The standard two-seater bodywork was notable for its simplicity and cleanliness of line, with slab-sides and a “portcullis” radiator grille. There was a minimum of framing and the floor pan served as an undershield. For Le Mans 1952, DB3/1 was fitted with a hard top.
Originally the engine (LB6C) was the 2,580 c.c. (157.5 cu. in.) Vantage unit (bore 78 mm., stroke 90 mm.) used in the DB2. With (35 DCO were fitted originally to the team cars) and a compression ratio of 8.16:1 140 b.h.p. at 5,300 r.p.m. was claimed.
George Abecassis’s impressions of driving the DB3 were published in The Field (October 25, 1952) It was described in The Motor (June 4, 1952) and The Autocar (June 6, 1952).
David Brown knew that 'Racing improves the breed', and soon after buying Aston Martin, he brought in Eberan von Eberhorst of pre-war Auto Union fame to develop a sports racing car using DB2 parts. The result was the DB3 which was first raced in 1951 under the famous Team Manager, John Wyer. Power was provided from a 133bhp 2.6 litre DB2 Vantage tuned unit using triple Weber carburettors; later the 2.9 litre engine was always tried which produced 163bhp. This brought success at Silverstone in 1952 in the Production sports car race with a 2nd (Reg Parnell), 3rd (George Abecassis) and 4th (Lance Macklin) place behind a Jaguar C-type.
All three Works cars retired from the 1952 Le Mans race but the DB3 recorded an overall win at Goodwood in the 9 hour race driven by Peter Collins and Pat Griffith. But the car, relative to the competition both lacked power and carried too much weight. Thus the decision was taken to go with the plans of ‘Willie’ Watson to develop a smaller, lighter car (DB3S) and sadly von Eberhorst left Aston Martin.
Altogether, 10 DB3’s were built, five as works cars, the remaining five were sold to customers to race privately. Some DB3’s have had fixed head coupe bodywork although many have reverted to open cockpit.
DB3 Fixedhead Coupe
Other DB3's did at one time or another have coupe coachwork, but chassis DB3/7 was the only example built as a coupe from new. The first owner decided on closed coachwork both for aerodynamic reasons and comfort during long endurance sports car races.
There is a suggestion in an early edition of the AMOC club magazine that the first owner, Tom Meyer, had added the ‘home-made’ body although exactly who did make the coachwork is not actually known. It certainly does not follow the styling of the regular open DB3 in any way.

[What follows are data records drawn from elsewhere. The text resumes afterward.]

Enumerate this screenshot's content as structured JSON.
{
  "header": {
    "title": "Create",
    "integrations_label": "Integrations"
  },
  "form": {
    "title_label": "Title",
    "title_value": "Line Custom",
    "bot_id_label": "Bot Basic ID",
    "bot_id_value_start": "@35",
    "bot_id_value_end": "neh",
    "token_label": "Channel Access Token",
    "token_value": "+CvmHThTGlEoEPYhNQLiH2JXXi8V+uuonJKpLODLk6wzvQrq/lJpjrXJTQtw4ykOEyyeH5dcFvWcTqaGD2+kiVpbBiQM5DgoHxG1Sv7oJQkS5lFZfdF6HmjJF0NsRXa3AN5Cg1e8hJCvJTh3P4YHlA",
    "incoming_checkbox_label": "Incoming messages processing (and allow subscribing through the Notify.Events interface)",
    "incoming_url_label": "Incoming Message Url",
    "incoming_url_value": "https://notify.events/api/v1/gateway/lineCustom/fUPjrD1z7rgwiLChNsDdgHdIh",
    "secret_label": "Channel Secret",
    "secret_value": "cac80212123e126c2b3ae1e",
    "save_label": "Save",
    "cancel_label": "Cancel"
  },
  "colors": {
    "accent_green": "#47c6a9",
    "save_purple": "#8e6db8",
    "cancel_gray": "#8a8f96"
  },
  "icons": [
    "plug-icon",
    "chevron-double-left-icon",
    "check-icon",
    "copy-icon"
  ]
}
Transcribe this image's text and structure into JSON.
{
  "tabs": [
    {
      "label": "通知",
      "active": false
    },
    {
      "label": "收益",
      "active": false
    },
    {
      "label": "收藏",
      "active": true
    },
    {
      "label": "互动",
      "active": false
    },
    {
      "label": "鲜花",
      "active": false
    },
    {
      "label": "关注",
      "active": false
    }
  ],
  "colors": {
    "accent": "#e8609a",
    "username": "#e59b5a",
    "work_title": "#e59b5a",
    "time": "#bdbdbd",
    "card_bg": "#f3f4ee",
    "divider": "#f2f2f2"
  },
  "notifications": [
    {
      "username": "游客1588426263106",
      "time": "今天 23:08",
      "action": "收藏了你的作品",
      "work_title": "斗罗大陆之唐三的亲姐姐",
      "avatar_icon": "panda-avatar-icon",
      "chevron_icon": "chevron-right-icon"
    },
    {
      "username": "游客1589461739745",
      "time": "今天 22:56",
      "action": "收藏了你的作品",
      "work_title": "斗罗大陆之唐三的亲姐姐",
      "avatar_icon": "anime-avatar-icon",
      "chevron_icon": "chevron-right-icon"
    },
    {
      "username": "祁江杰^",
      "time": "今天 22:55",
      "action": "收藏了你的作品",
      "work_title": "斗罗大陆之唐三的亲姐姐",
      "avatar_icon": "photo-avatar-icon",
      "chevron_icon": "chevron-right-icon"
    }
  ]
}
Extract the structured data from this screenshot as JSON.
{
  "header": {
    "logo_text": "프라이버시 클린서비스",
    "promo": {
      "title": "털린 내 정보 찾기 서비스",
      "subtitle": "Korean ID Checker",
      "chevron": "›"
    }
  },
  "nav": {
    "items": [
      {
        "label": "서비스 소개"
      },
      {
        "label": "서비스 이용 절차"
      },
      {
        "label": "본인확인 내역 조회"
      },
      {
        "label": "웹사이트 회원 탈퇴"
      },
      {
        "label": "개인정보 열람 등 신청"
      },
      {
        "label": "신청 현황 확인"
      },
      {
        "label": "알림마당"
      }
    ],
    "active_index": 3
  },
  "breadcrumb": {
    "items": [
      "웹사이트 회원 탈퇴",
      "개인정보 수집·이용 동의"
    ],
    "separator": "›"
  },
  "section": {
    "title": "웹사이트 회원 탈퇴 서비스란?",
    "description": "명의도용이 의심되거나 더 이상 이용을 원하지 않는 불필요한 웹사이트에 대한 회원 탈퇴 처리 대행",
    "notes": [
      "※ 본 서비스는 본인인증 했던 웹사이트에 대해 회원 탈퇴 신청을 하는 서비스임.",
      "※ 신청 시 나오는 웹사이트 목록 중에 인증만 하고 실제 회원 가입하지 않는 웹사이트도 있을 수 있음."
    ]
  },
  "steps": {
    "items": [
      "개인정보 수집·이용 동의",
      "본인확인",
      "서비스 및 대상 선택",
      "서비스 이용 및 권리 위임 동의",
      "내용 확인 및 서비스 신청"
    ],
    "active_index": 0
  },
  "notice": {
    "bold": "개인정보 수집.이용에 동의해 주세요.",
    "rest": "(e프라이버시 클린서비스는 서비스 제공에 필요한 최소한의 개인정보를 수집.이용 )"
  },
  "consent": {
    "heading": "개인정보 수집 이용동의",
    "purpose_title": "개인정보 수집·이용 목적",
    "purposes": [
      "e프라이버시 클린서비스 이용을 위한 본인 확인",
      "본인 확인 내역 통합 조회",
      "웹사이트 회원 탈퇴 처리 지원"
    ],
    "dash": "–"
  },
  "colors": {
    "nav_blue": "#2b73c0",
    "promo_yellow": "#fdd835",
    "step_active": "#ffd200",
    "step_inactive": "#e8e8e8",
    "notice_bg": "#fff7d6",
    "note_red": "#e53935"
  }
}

Following participation in the Spa 12 hours, Goodwood 9 hours and the Mille Miglia, the owner sold the car through HWM in 1954. DB3/7 was purchased by Angela Brown, daughter of David Brown. Initially the car had an unsightly rectangular grille but Angela Brown has a new bonnet fitted with a similar oval intake. The car retains the same bonnet to this day.
With a 2.9 litre engine tuned to give 175 bhp, the DB3 Fixedhead Coupe was claimed capable of a maximum speed of 140 mgh, some 10 mph more than the open car. One rather charming period feature was a walnut dashboard with a range of special instruments. Again, these still remain fitted to the car.
DB3/7, as with other DB3’s was road registered, with the UK plate NXY23 although their natural place remains on the race track.